The electronics and trucks you see in this article were not supplied by MDM. Truck castings came from Tom Bee. Drive hardware and all electronics were supplied by me. I made other modifications from the original kit plans too. - Image 4 - Fan Cover Variation For example: The radiator fan hatches have 3 braces. One at each end, and one in the center. These support the fan mounting plate. The kit instructions say to cut out 6 notches in the hatch cover to clear the braces. Not me. I milled reliefs in the ends of the 3 braces to clear the tabs in the hatch covers. It's easier, neater, and looks better. The braces already need to be machined. So what's one extra step? - Image 5 - Pilot Mounting Deviation Here's another modification I made. The kit instructions say to mount the pilot to the coupler pocket supports using two brackets provided. They also provide material to make braces to stiffen the assembly up. That's a lot of work in a mostly inaccessible area. Additionally, the coupler pocket mount is not the most robust structure either. So instead, I mounted the pilot to the floor using these four large standoffs. Easy, rugged, done. - Image 6 - Vinyl Kick Plates Kick plate material is supplied by the kit manufacturer in the form of stainless steel shim stock. These have to be cut out precisely and adhered to the body with epoxy. That's a lot of work and it's hard to make it look right. So I just ordered them in cut silver vinyl and put them on. - Image 7 - Nose Herald While on the subject of vinyl, I waited over a month to get this nose herald. I requested a quote from a vinyl supplier that I normally use. I got no reply. So I tried another vendor. After two weeks waiting it arrived with the colors backwards. So I went back to the original supplier, paid too much, but finally got it. Vinyl Suppliers Kick Plates: Speedesigns Nose Herald: Words Anywhere Side Lettering: Words Anywhere Number Boards: DIY Lettering No. The wings and stripes are NOT vinyl. Those were all painted on.

Chassis Lighting

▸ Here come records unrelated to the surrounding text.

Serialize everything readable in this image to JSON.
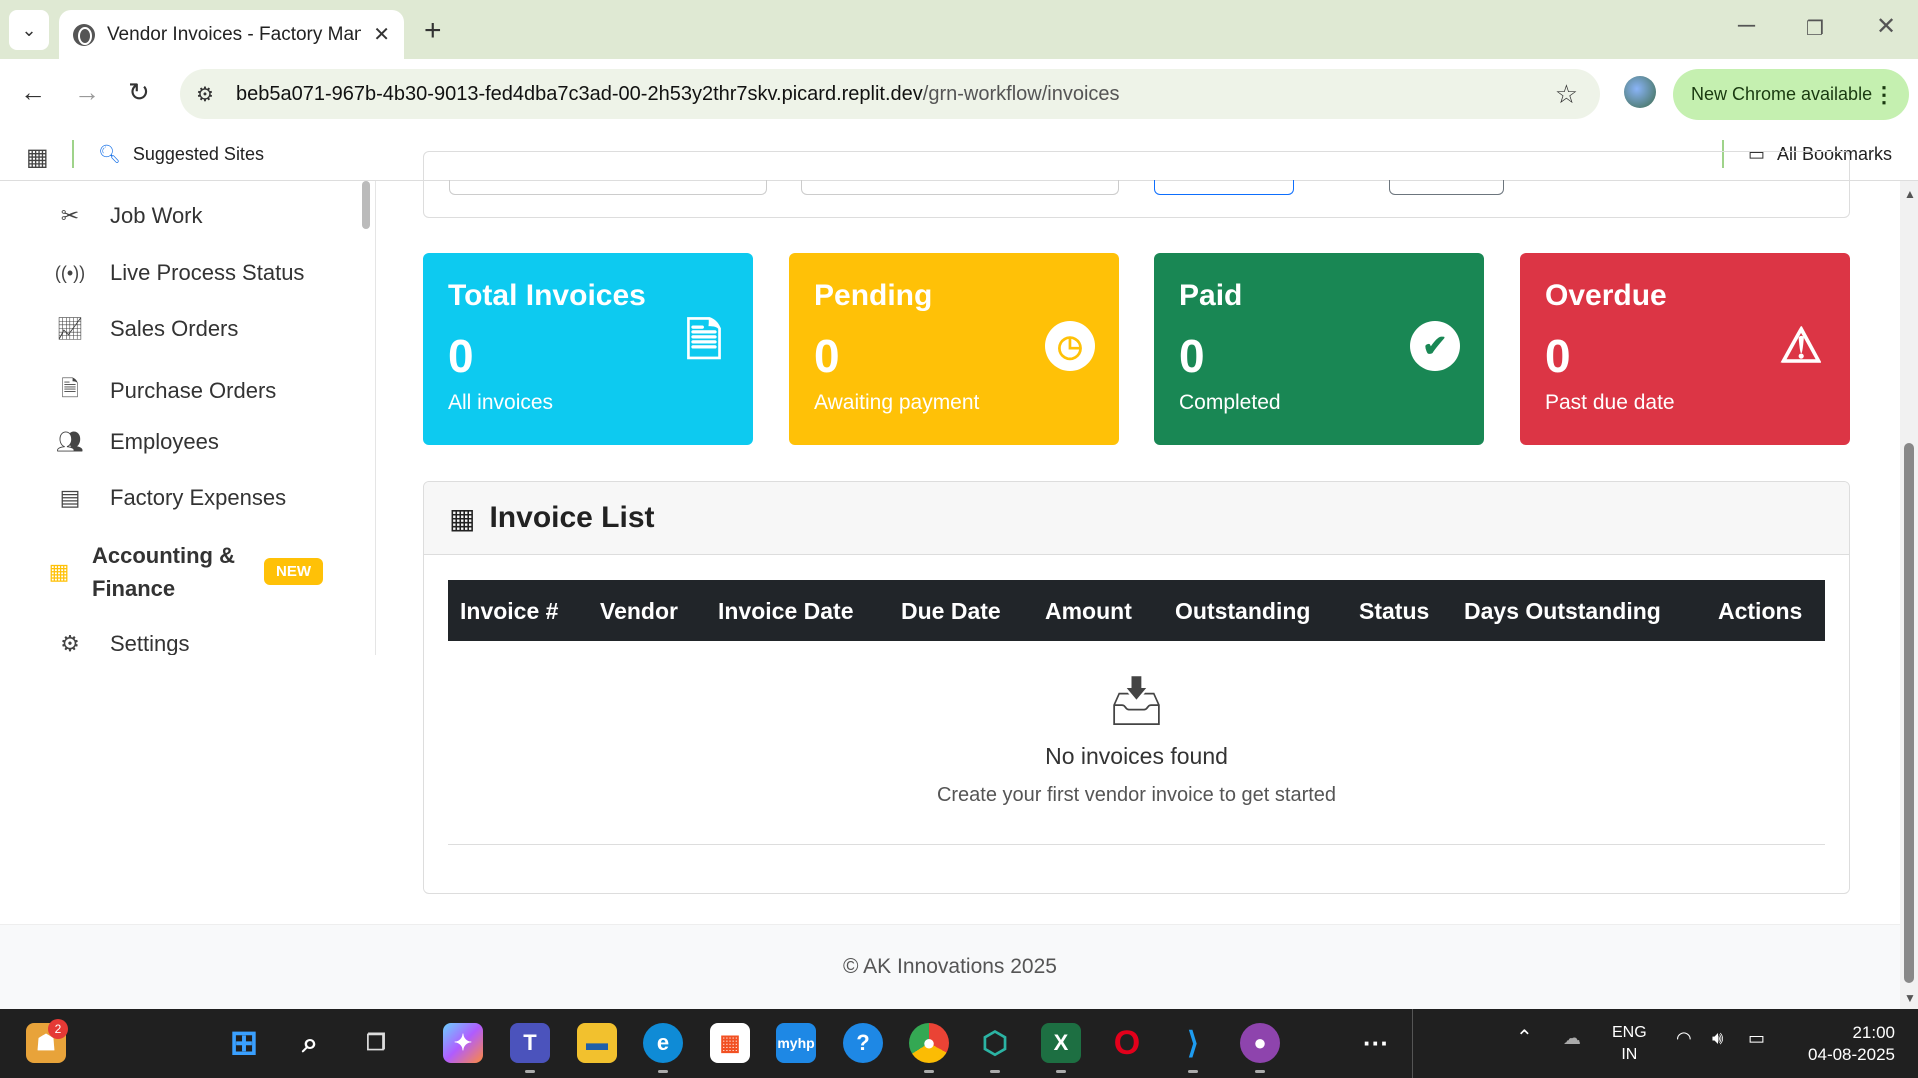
{
  "browser": {
    "tab_title": "Vendor Invoices - Factory Management",
    "url_host": "beb5a071-967b-4b30-9013-fed4dba7c3ad-00-2h53y2thr7skv.picard.replit.dev",
    "url_path": "/grn-workflow/invoices",
    "update_label": "New Chrome available",
    "bookmarks": {
      "suggested": "Suggested Sites",
      "all": "All Bookmarks"
    }
  },
  "sidebar": {
    "items": [
      {
        "label": "Job Work",
        "icon": "tools-icon"
      },
      {
        "label": "Live Process Status",
        "icon": "broadcast-icon"
      },
      {
        "label": "Sales Orders",
        "icon": "chart-line-icon"
      },
      {
        "label": "Purchase Orders",
        "icon": "file-invoice-icon"
      },
      {
        "label": "Employees",
        "icon": "users-icon"
      },
      {
        "label": "Factory Expenses",
        "icon": "receipt-icon"
      },
      {
        "label": "Accounting & Finance",
        "icon": "calculator-icon",
        "badge": "NEW"
      },
      {
        "label": "Settings",
        "icon": "gear-icon"
      }
    ]
  },
  "stats": [
    {
      "title": "Total Invoices",
      "value": "0",
      "sub": "All invoices",
      "color": "#0dcaf0",
      "icon": "file-invoice-icon"
    },
    {
      "title": "Pending",
      "value": "0",
      "sub": "Awaiting payment",
      "color": "#ffc107",
      "icon": "clock-icon"
    },
    {
      "title": "Paid",
      "value": "0",
      "sub": "Completed",
      "color": "#198754",
      "icon": "check-circle-icon"
    },
    {
      "title": "Overdue",
      "value": "0",
      "sub": "Past due date",
      "color": "#dc3545",
      "icon": "warning-icon"
    }
  ],
  "invoice_list": {
    "title": "Invoice List",
    "columns": [
      "Invoice #",
      "Vendor",
      "Invoice Date",
      "Due Date",
      "Amount",
      "Outstanding",
      "Status",
      "Days Outstanding",
      "Actions"
    ],
    "empty_title": "No invoices found",
    "empty_sub": "Create your first vendor invoice to get started"
  },
  "footer": {
    "text": "© AK Innovations 2025"
  },
  "taskbar": {
    "notif_count": "2",
    "lang": "ENG",
    "region": "IN",
    "time": "21:00",
    "date": "04-08-2025"
  }
}
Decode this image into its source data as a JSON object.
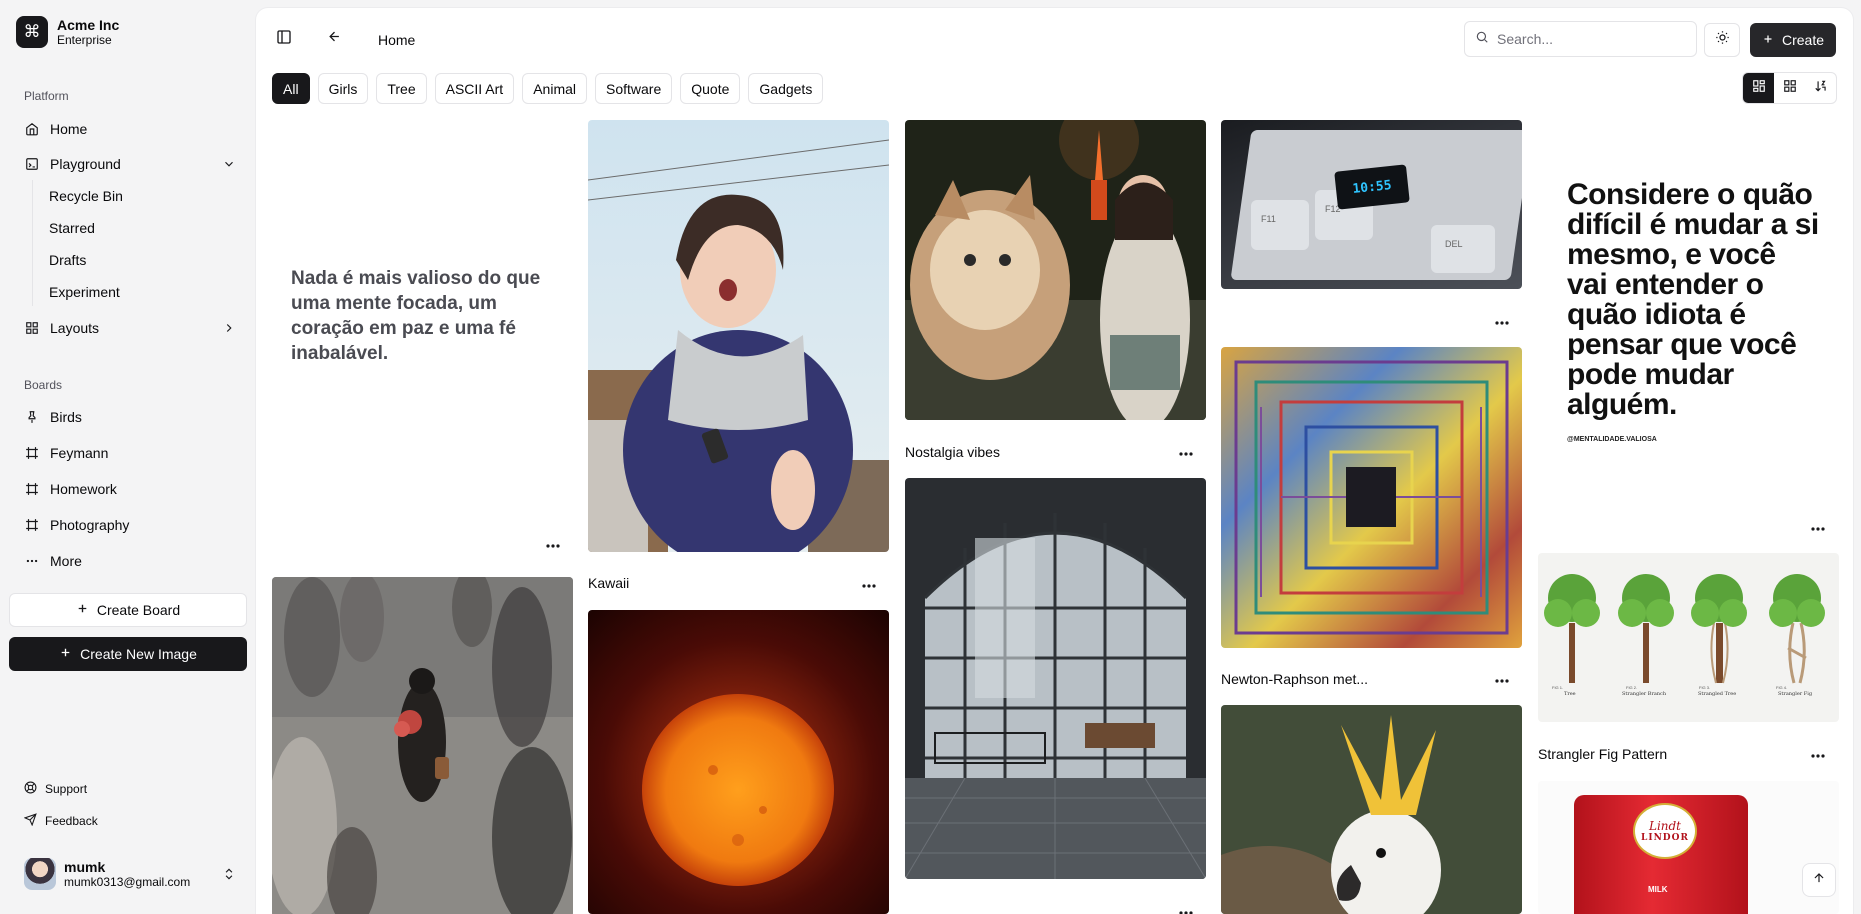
{
  "team": {
    "name": "Acme Inc",
    "plan": "Enterprise"
  },
  "sidebar": {
    "platform_label": "Platform",
    "home": "Home",
    "playground": "Playground",
    "playground_items": [
      "Recycle Bin",
      "Starred",
      "Drafts",
      "Experiment"
    ],
    "layouts": "Layouts",
    "boards_label": "Boards",
    "boards": [
      "Birds",
      "Feymann",
      "Homework",
      "Photography"
    ],
    "more": "More",
    "create_board": "Create Board",
    "create_new_image": "Create New Image",
    "support": "Support",
    "feedback": "Feedback"
  },
  "user": {
    "name": "mumk",
    "email": "mumk0313@gmail.com"
  },
  "header": {
    "breadcrumb": "Home",
    "search_placeholder": "Search...",
    "create_label": "Create"
  },
  "filters": [
    "All",
    "Girls",
    "Tree",
    "ASCII Art",
    "Animal",
    "Software",
    "Quote",
    "Gadgets"
  ],
  "active_filter": "All",
  "gallery": {
    "quote_card_text": "Nada é mais valioso do que uma mente focada, um coração em paz e uma fé inabalável.",
    "quote_poster_text": "Considere o quão difícil é mudar a si mesmo, e você vai entender o quão idiota é pensar que você pode mudar alguém.",
    "quote_poster_handle": "@MENTALIDADE.VALIOSA",
    "keyboard_display": "10:55",
    "keyboard_keys": [
      "F11",
      "F12",
      "DEL"
    ],
    "captions": {
      "kawaii": "Kawaii",
      "nostalgia": "Nostalgia vibes",
      "newton": "Newton-Raphson met...",
      "strangler": "Strangler Fig Pattern"
    },
    "tree_labels": [
      "Tree",
      "Strangler Branch",
      "Strangled Tree",
      "Strangler Fig"
    ],
    "tree_numbers": [
      "FIG 1.",
      "FIG 2.",
      "FIG 3.",
      "FIG 4."
    ],
    "lindt_brand": "Lindt",
    "lindt_product": "LINDOR",
    "lindt_variant": "MILK"
  }
}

- Image 8 - Headlight Mounting The two head lamps are mounted on a plate in the nose of the F7. They are tungsten halogen - 55 watts each. This mounting method and choice of lamps requires replacing the acrylic lens material supplied with borosilcate glass. - Image 9 - Number Board Lighting The number boards each use 3 "bullet" instrument lamps. You can see them here inside the lamp box with one of the number boards removed. This also is a deviation from kit recommendations. My lamp boxes are half the size of those in the drawings. The classification lights are simple push-in plastic lamps. This too is a modification. However, the lamp mounts are pretty much per the drawing. - Image 10 - Number Board Lamp Boxes From inside the nose, the number board lamps can't be seen. They are under that copper strip which is held to the lamp box with nylon (insulating) bolts. The under side of the copper strip is tinned (with solder) where it contacts the 3 lamps to give the lamps a good electrical contact. - Image 11 - Number Boards - Lit A view of the number boards in operation. The "kit" comes with opaque white acrylic to use for number boards with the intention of applying the numbers to the outside. Instead I used clear polycarbonate and ordered black cut vinyl numbers with a negative or reverse weed. The vinyl was applied to the inside. Thin white acetal sheet was applied over that to act as a diffuser. - Image 12 - Classification Lights A view of the classification lights in operation. - Image 13 - Pilot and Paint Can Here's a quick photo showing the nose door, pilot and front coupler in front of that paint can. Page 2